Jerry Drury, the staff officer timber manager at the Kiabab Forest Service office reinforces the positive aspects for many entities.
"Southwest Forest Products quickly became the largest purchaser of small diameter timber in northern Arizona. This market has given the Forest Service the tool needed to treat thousands of acres annually at no or low cost to the taxpayer," Drury said. "We are very pleased that a small diameter timber industry is active again in northern Arizona. It will help us treat more acres, which will improve forest health, reduce the risk of high-intensity wildfire and provide protection to public and private resources."
Steve Van Der Toorn Sr., of Phoenix, is the owner of SFP and has marketed wood for pallets since 1984.
"Pallets are the second largest utilization of wood in North America, just behind new home building," Martin notes and adds, "Steve Van Der Toorn Sr. had the brain child for the mill in Ash Fork, which would allow the company to bid on forest areas to be thinned/restored and pay the Forest Service for the wood that we could turn into many products. The mill equipment is all brand new and purchased from Pendu Equipment of Pennsylvania.
"The square timbers, that are 4 to 6 inches by 6 X 8, are used for buyers that re-saw it into pieces for landscaping, furniture and pallets. Much of that timber is sold in Texas, California, Arizona, Phoenix and Mexico," Martin said. "There are car companies and steel manufacturers near the border that need heavier pallets than the 2 X 4 wood boards.
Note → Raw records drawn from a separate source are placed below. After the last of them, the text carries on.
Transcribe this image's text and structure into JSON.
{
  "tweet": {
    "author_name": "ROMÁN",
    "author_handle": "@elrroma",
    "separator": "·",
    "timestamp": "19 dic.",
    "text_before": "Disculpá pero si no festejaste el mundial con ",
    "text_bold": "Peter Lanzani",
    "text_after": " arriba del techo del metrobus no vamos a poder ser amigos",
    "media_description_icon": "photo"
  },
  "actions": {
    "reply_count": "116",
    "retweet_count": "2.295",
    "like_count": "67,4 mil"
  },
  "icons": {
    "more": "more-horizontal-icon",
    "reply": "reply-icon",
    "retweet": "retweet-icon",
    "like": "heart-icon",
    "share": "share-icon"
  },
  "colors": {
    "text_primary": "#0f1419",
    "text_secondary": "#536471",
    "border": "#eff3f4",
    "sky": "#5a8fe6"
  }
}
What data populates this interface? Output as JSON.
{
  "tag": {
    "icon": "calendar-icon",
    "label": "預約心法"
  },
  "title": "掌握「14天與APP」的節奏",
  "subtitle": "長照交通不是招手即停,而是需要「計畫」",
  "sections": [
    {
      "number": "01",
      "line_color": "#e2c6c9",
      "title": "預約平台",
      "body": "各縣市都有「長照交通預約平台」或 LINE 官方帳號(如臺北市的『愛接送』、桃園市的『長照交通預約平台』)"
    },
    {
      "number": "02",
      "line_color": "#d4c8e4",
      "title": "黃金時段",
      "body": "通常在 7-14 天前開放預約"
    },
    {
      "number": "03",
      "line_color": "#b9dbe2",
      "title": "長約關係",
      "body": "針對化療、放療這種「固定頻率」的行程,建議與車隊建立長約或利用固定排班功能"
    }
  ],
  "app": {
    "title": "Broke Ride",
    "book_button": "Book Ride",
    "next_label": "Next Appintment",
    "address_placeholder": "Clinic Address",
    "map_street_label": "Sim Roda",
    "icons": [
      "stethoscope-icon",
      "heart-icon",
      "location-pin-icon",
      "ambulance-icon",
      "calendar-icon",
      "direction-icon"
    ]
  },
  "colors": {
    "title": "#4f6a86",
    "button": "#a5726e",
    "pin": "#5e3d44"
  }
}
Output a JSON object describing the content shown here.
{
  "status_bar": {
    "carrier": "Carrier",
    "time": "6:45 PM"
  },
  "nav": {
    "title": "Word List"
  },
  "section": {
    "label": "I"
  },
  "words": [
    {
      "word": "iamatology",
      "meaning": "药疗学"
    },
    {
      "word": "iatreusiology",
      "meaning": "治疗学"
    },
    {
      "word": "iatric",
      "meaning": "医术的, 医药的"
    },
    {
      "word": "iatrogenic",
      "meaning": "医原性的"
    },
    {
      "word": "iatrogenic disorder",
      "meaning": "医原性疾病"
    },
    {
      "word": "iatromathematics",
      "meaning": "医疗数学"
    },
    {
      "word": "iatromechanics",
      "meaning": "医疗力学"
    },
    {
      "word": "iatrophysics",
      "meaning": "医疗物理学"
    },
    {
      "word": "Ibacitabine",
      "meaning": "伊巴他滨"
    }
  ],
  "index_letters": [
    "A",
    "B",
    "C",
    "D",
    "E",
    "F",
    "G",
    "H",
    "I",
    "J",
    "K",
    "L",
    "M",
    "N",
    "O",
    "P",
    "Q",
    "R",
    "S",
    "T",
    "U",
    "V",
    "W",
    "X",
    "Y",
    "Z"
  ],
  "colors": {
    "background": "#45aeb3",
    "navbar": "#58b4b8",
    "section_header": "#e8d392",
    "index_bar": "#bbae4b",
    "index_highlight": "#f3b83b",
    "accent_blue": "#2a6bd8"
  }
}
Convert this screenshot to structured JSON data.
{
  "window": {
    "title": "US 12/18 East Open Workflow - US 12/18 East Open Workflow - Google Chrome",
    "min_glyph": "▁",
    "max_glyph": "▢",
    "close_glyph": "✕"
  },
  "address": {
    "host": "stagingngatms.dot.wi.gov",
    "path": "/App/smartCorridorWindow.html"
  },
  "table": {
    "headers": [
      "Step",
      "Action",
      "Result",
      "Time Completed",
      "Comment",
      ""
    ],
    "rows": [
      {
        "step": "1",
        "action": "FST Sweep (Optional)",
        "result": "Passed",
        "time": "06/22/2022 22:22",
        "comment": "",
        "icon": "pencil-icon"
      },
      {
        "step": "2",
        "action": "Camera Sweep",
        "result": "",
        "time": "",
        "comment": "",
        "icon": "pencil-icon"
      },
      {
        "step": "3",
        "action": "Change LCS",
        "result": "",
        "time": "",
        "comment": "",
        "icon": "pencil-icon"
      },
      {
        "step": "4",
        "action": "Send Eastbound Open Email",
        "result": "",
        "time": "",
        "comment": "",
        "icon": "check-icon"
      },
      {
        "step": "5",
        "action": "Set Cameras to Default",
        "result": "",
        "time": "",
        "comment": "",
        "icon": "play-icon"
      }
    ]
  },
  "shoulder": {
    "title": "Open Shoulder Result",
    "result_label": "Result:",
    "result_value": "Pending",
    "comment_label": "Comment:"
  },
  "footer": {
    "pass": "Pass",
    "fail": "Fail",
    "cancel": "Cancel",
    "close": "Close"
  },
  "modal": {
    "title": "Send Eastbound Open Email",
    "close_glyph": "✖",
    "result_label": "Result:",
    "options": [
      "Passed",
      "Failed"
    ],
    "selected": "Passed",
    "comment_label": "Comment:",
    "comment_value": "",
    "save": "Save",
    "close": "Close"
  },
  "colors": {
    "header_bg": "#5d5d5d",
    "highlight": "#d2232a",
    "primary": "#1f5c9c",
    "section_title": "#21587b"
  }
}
Tree boxes for Valley nurseries are the next large market. The mill makes a range of sizes, to fit the customers' needs. SFP has a line of private label top soil, potting soil and other bagged mulch products and the Scotts Company purchases the bark nuggets for their bags of mulch in large, small and medium bark pieces. The bark keeps moisture from escaping tree wells throughout the west in the hot summer months, while providing an aesthetically pleasing landscaping decoration.
Wood chips that are made into fuel pellets for home heating and industrial users are also a fast growing market.
"Industrial users need to use enough 'co-fire' materials to get their green credit," Martin explained.
The combination of coal and wood for a green credit requires them to utilize at least 20 percent of the energy from wood. This is such a fast growing commodity that SFP is in the planning stages of building a wood fuel pellet facility.
There is the huge bed of decomposing chips and sawdust that lies around the mill.
"The future of the smaller chips and sawdust is to be palletized, sold bulk, chipped and shaved for horse stall bedding, or another use we haven't heard of yet." Martin said.
Martin is enthusiastic when he talks about the vision his company has for creating a marketing plan for the multiple uses for wood products. He walks through the carpet of fragrant wood chips, with his black dog, Precious, that his wife Jannie named, trotting behind. His enjoyment of forest products is evident. Although he will be traveling to Canada with his wife and one-year-old baby next week, and visiting the rich Canadian forest he was born in, he looks about the neatly organized wood cutting operation that sits on 120 acres in Ash Fork.
"People will continually come up with new wood product ideas, market them and much of this wood we will be harvesting will sell in new forms," Martin said.